▸ Data for analysis:

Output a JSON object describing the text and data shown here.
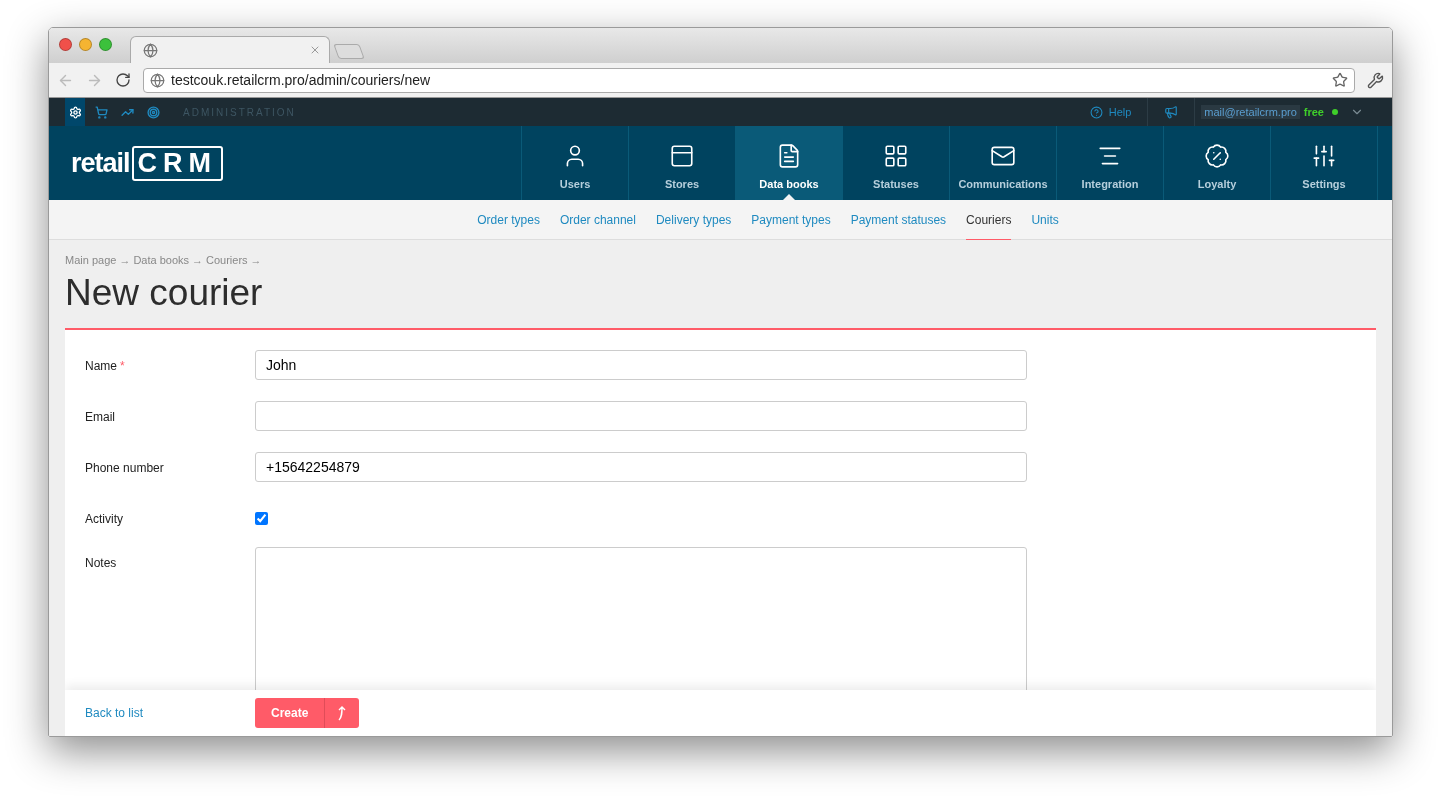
{
  "browser": {
    "url": "testcouk.retailcrm.pro/admin/couriers/new"
  },
  "admin_bar": {
    "tools": [
      {
        "selected": true
      },
      {
        "selected": false
      },
      {
        "selected": false
      },
      {
        "selected": false
      }
    ],
    "section": "ADMINISTRATION",
    "help": "Help",
    "account": "mail@retailcrm.pro",
    "plan": "free",
    "online": true
  },
  "logo": {
    "text": "retail",
    "mark": "CRM"
  },
  "nav": [
    {
      "label": "Users",
      "selected": false
    },
    {
      "label": "Stores",
      "selected": false
    },
    {
      "label": "Data books",
      "selected": true
    },
    {
      "label": "Statuses",
      "selected": false
    },
    {
      "label": "Communications",
      "selected": false
    },
    {
      "label": "Integration",
      "selected": false
    },
    {
      "label": "Loyalty",
      "selected": false
    },
    {
      "label": "Settings",
      "selected": false
    }
  ],
  "subnav": [
    {
      "label": "Order types",
      "selected": false
    },
    {
      "label": "Order channel",
      "selected": false
    },
    {
      "label": "Delivery types",
      "selected": false
    },
    {
      "label": "Payment types",
      "selected": false
    },
    {
      "label": "Payment statuses",
      "selected": false
    },
    {
      "label": "Couriers",
      "selected": true
    },
    {
      "label": "Units",
      "selected": false
    }
  ],
  "breadcrumbs": [
    "Main page",
    "Data books",
    "Couriers"
  ],
  "breadcrumb_separator": "→",
  "title": "New courier",
  "required_mark": "*",
  "fields": [
    {
      "kind": "text",
      "label": "Name",
      "required": true,
      "value": "John"
    },
    {
      "kind": "text",
      "label": "Email",
      "required": false
    },
    {
      "kind": "text",
      "label": "Phone number",
      "required": false,
      "value": "+15642254879"
    },
    {
      "kind": "checkbox",
      "label": "Activity",
      "required": false,
      "checked": true
    },
    {
      "kind": "textarea",
      "label": "Notes",
      "required": false
    }
  ],
  "footer": {
    "back": "Back to list",
    "submit": "Create"
  }
}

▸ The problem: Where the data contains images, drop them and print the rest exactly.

▸ Solution for this problem:
Output a JSON object describing the text and data shown here.
{
  "browser": {
    "url": "testcouk.retailcrm.pro/admin/couriers/new"
  },
  "admin_bar": {
    "tools": [
      {
        "selected": true
      },
      {
        "selected": false
      },
      {
        "selected": false
      },
      {
        "selected": false
      }
    ],
    "section": "ADMINISTRATION",
    "help": "Help",
    "account": "mail@retailcrm.pro",
    "plan": "free",
    "online": true
  },
  "logo": {
    "text": "retail",
    "mark": "CRM"
  },
  "nav": [
    {
      "label": "Users",
      "selected": false
    },
    {
      "label": "Stores",
      "selected": false
    },
    {
      "label": "Data books",
      "selected": true
    },
    {
      "label": "Statuses",
      "selected": false
    },
    {
      "label": "Communications",
      "selected": false
    },
    {
      "label": "Integration",
      "selected": false
    },
    {
      "label": "Loyalty",
      "selected": false
    },
    {
      "label": "Settings",
      "selected": false
    }
  ],
  "subnav": [
    {
      "label": "Order types",
      "selected": false
    },
    {
      "label": "Order channel",
      "selected": false
    },
    {
      "label": "Delivery types",
      "selected": false
    },
    {
      "label": "Payment types",
      "selected": false
    },
    {
      "label": "Payment statuses",
      "selected": false
    },
    {
      "label": "Couriers",
      "selected": true
    },
    {
      "label": "Units",
      "selected": false
    }
  ],
  "breadcrumbs": [
    "Main page",
    "Data books",
    "Couriers"
  ],
  "breadcrumb_separator": "→",
  "title": "New courier",
  "required_mark": "*",
  "fields": [
    {
      "kind": "text",
      "label": "Name",
      "required": true,
      "value": "John"
    },
    {
      "kind": "text",
      "label": "Email",
      "required": false
    },
    {
      "kind": "text",
      "label": "Phone number",
      "required": false,
      "value": "+15642254879"
    },
    {
      "kind": "checkbox",
      "label": "Activity",
      "required": false,
      "checked": true
    },
    {
      "kind": "textarea",
      "label": "Notes",
      "required": false
    }
  ],
  "footer": {
    "back": "Back to list",
    "submit": "Create"
  }
}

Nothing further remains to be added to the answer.